  2. Brandon Tibbitts, ODAugust 3, 2015 at 3:23 PM

    It is sad that many people do not understand this information or have access to it. I feel it is often a lack of education from the doctors end. If eye care professionals would spend more time informing their patients regarding the risk of eye disease due to CL overwear, I feel less complications would arise. But then, there are others who wish not to heed the advice since they have abused CL's for years without complications. I have many of these in my office, and there are many who return years later with obvious signs of problems, often times a corneal ulcer. This column does an amazing job of describing the real risk of CL abuse. Keep up the great work.

    1. Thanks! I'm hoping we can help spread the word about the real dangers of contact lens overwear--and these things are what your doctor looks for at every contact lens evaluation to make sure your eyes are safe for lens wear!

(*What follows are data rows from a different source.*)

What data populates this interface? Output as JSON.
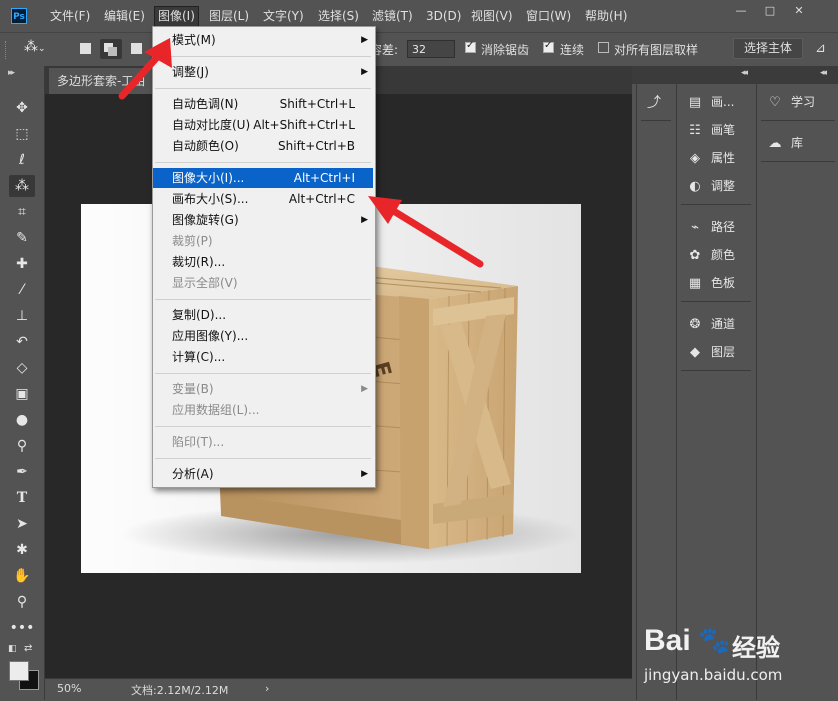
{
  "app": {
    "logo_text": "Ps"
  },
  "menubar": {
    "items": [
      "文件(F)",
      "编辑(E)",
      "图像(I)",
      "图层(L)",
      "文字(Y)",
      "选择(S)",
      "滤镜(T)",
      "3D(D)",
      "视图(V)",
      "窗口(W)",
      "帮助(H)"
    ],
    "active": "图像(I)"
  },
  "window_controls": {
    "minimize": "—",
    "maximize": "□",
    "close": "✕"
  },
  "options_bar": {
    "tolerance_label": "容差:",
    "tolerance_value": "32",
    "antialias_label": "消除锯齿",
    "antialias_checked": true,
    "contiguous_label": "连续",
    "contiguous_checked": true,
    "sample_all_label": "对所有图层取样",
    "sample_all_checked": false,
    "select_subject_label": "选择主体"
  },
  "document": {
    "tab_title": "多边形套索-工由",
    "zoom": "50%",
    "doc_info": "文档:2.12M/2.12M",
    "status_arrow": "›"
  },
  "image_menu": {
    "items": [
      {
        "label": "模式(M)",
        "shortcut": "",
        "submenu": true,
        "disabled": false
      },
      {
        "sep": true
      },
      {
        "label": "调整(J)",
        "shortcut": "",
        "submenu": true,
        "disabled": false
      },
      {
        "sep": true
      },
      {
        "label": "自动色调(N)",
        "shortcut": "Shift+Ctrl+L",
        "submenu": false,
        "disabled": false
      },
      {
        "label": "自动对比度(U)",
        "shortcut": "Alt+Shift+Ctrl+L",
        "submenu": false,
        "disabled": false
      },
      {
        "label": "自动颜色(O)",
        "shortcut": "Shift+Ctrl+B",
        "submenu": false,
        "disabled": false
      },
      {
        "sep": true
      },
      {
        "label": "图像大小(I)...",
        "shortcut": "Alt+Ctrl+I",
        "submenu": false,
        "disabled": false,
        "highlighted": true
      },
      {
        "label": "画布大小(S)...",
        "shortcut": "Alt+Ctrl+C",
        "submenu": false,
        "disabled": false
      },
      {
        "label": "图像旋转(G)",
        "shortcut": "",
        "submenu": true,
        "disabled": false
      },
      {
        "label": "裁剪(P)",
        "shortcut": "",
        "submenu": false,
        "disabled": true
      },
      {
        "label": "裁切(R)...",
        "shortcut": "",
        "submenu": false,
        "disabled": false
      },
      {
        "label": "显示全部(V)",
        "shortcut": "",
        "submenu": false,
        "disabled": true
      },
      {
        "sep": true
      },
      {
        "label": "复制(D)...",
        "shortcut": "",
        "submenu": false,
        "disabled": false
      },
      {
        "label": "应用图像(Y)...",
        "shortcut": "",
        "submenu": false,
        "disabled": false
      },
      {
        "label": "计算(C)...",
        "shortcut": "",
        "submenu": false,
        "disabled": false
      },
      {
        "sep": true
      },
      {
        "label": "变量(B)",
        "shortcut": "",
        "submenu": true,
        "disabled": true
      },
      {
        "label": "应用数据组(L)...",
        "shortcut": "",
        "submenu": false,
        "disabled": true
      },
      {
        "sep": true
      },
      {
        "label": "陷印(T)...",
        "shortcut": "",
        "submenu": false,
        "disabled": true
      },
      {
        "sep": true
      },
      {
        "label": "分析(A)",
        "shortcut": "",
        "submenu": true,
        "disabled": false
      }
    ]
  },
  "panels": {
    "col_a": [
      {
        "label": "画...",
        "icon": "brush-settings-icon"
      },
      {
        "label": "画笔",
        "icon": "brushes-icon"
      },
      {
        "label": "属性",
        "icon": "properties-icon"
      },
      {
        "label": "调整",
        "icon": "adjustments-icon"
      },
      {
        "label": "路径",
        "icon": "paths-icon"
      },
      {
        "label": "颜色",
        "icon": "color-icon"
      },
      {
        "label": "色板",
        "icon": "swatches-icon"
      },
      {
        "label": "通道",
        "icon": "channels-icon"
      },
      {
        "label": "图层",
        "icon": "layers-icon"
      }
    ],
    "col_b": [
      {
        "label": "学习",
        "icon": "learn-icon"
      },
      {
        "label": "库",
        "icon": "libraries-icon"
      }
    ]
  },
  "watermark": {
    "brand": "Bai",
    "brand_suffix": "经验",
    "url": "jingyan.baidu.com"
  },
  "colors": {
    "ui_bg": "#535353",
    "doc_bg": "#282828",
    "menu_highlight": "#0a63c9",
    "annotation_red": "#e8262a"
  }
}
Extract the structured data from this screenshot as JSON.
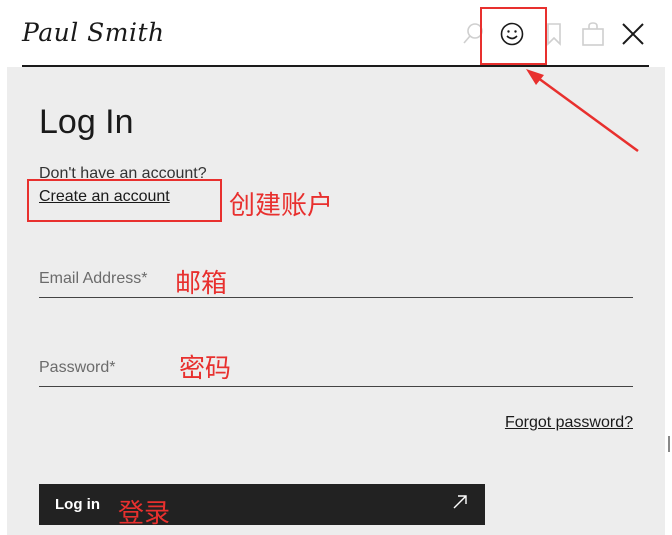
{
  "header": {
    "logo_text": "Paul Smith",
    "icons": [
      "search-icon",
      "account-icon",
      "bookmark-icon",
      "bag-icon",
      "close-icon"
    ]
  },
  "login": {
    "title": "Log In",
    "no_account_text": "Don't have an account?",
    "create_account_link": "Create an account",
    "email_label": "Email Address*",
    "password_label": "Password*",
    "forgot_link": "Forgot password?",
    "submit_label": "Log in"
  },
  "annotations": {
    "create_account": "创建账户",
    "email": "邮箱",
    "password": "密码",
    "login": "登录"
  },
  "colors": {
    "annotation_red": "#e8302e",
    "panel_bg": "#ededed",
    "button_bg": "#222222"
  }
}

  3. Great article. As an optom, I am coming across more & more contact lens wearers who have never been professionally fitted either. Order online & then self teach via You Tube how to I&R, so never get any proper advice on how to care for their C/Ls (wearing times, early warning signs etc.) and the importance of regular a/care appointments. Neovasc. is painless with no symptoms. All to save the cost of a fitting fee (€95) or a/care (€50), which is insane! I once came across a px (spherical) who had self prescribed herself toric C/Ls because she had heard they would be more comfortable. VA dreadful, but still refused an a/care!